Jajangmyeon, the dish eaten to celebrate Black Day
|Observed by||Singles in South Korea|
|Significance||A third 'day marketing' holiday following Valentine's Day and White Day|
|Next time||14 April 2015|
The day is associated with Valentine's Day and White Day as a holiday on the 14th day of the month. On this day, people who did not receive gifts on the previous two days to gather and eat jajangmyeon. This day is specifically for single people.

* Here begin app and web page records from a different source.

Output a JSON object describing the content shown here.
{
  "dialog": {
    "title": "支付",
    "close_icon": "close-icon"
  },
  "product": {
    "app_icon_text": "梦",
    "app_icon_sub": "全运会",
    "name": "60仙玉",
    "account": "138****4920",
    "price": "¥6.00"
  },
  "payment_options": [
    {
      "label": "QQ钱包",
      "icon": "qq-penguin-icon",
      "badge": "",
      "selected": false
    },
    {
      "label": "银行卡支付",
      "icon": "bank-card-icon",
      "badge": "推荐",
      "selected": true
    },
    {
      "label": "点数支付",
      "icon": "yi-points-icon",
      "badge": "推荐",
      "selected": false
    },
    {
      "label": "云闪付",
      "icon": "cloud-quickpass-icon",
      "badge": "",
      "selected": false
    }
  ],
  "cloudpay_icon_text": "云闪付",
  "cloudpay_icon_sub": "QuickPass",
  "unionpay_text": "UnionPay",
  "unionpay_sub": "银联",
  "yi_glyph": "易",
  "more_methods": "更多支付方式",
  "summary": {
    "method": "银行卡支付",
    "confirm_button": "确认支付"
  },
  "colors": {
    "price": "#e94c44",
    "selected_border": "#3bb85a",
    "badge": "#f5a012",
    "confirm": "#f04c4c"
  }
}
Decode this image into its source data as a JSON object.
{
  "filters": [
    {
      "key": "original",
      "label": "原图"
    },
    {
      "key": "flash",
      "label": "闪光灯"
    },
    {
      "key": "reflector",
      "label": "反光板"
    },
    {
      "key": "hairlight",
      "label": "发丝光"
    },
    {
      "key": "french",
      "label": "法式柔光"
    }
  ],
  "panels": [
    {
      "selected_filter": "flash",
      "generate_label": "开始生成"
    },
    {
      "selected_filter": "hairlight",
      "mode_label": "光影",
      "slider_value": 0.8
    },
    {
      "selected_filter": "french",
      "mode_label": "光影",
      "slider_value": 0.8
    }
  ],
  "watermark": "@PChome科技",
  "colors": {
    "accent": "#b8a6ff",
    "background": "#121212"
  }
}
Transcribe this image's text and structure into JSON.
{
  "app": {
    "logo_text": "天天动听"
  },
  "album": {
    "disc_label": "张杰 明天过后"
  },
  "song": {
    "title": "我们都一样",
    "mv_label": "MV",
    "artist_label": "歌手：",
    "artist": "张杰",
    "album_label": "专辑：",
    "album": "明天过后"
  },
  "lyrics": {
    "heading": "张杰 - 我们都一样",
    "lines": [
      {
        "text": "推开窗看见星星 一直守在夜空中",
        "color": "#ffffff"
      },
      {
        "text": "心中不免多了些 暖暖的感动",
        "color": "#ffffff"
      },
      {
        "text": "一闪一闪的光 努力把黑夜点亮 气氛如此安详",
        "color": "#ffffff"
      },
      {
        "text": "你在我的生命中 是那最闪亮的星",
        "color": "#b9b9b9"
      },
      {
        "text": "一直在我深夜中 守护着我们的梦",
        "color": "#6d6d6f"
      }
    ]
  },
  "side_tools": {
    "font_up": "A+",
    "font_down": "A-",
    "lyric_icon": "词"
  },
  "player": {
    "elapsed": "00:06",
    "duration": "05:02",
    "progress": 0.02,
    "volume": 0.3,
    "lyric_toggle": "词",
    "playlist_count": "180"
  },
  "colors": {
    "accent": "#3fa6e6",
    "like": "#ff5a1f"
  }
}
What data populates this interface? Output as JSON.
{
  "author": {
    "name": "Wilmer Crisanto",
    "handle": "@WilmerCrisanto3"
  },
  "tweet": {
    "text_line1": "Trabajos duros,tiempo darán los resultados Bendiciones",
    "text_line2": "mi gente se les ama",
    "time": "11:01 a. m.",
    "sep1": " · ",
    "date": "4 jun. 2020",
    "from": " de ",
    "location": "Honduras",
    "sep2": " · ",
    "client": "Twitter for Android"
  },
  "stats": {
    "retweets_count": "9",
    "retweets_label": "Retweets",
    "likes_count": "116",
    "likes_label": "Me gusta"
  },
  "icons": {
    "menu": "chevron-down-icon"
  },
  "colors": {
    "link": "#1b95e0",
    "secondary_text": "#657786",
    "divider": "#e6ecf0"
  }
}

In South Korea, Valentine's Day and White Day are both celebrated as occasions to give gifts to the opposite gender. Valentine's Day is celebrated on February 14, when females buy males gifts (usually chocolate). White Day is celebrated on March 14, when males reciprocate the gifts with their own, also present in the form of chocolate. As both occasions fall on the 14th, other holidays were created by the government of South Korea for all other months to continue this trend. The creation has also been attributed to marketers.
Black Day builds on the romantic aspect of Valentine's Day and White Day. As the chocolates received on Valentine's Day are interpreted to symbolize a man's popularity and the chocolates given on White Day are used solely for romantic purposes, Black Day focuses on the people, especially singles, who did not receive any gifts on either of the holidays.
On the day, singles who have not received presents on both days gather wearing black to 'commiserate' over black-colored food, especially jajangmyeon. During the meal, they complain about their lack of intimate relationships and chocolate gifts.
This day is targeted by businesses, who holds various events and advertise their products, a strategy known as 'day marketing.' The events are highly popular, and includes matchmaking events such as speed dating, jajangmyeon-eating contests, and discounts on items.
- "데이마케팅" [Day Marketing]. Doopedia (in Korean). Doosan Corporation. Retrieved April 14, 2014.
- Smith, K. (February 13, 2013). "Korea’s Black Day: When Sad, Single People Get Together And Eat Black Food". Smithsonian. Smithsonian Institution. Retrieved April 14, 2014.
- Herskovitz, Jon (April 14, 2008). "South Korea's Black Day for love". Reuters (Seoul: Thomson Reuters). Retrieved April 14, 2014.
- Phelan, Sarah (February 11–18, 2004). "Black Noodle Days". Metro Santa Cruz (Metro Publishing Inc). Retrieved April 14, 2014.
- "블랙데이, 올리브영 이벤트… "솔로 아니면 못 사?"" [Black Day, OliveYoung Event... "Can't buy it if you're not single?"]. DKBnews (in Korean) (donga.com). April 14, 2014. Retrieved April 14, 2014.
|This festival-related article is a stub. You can help Wikipedia by expanding it.|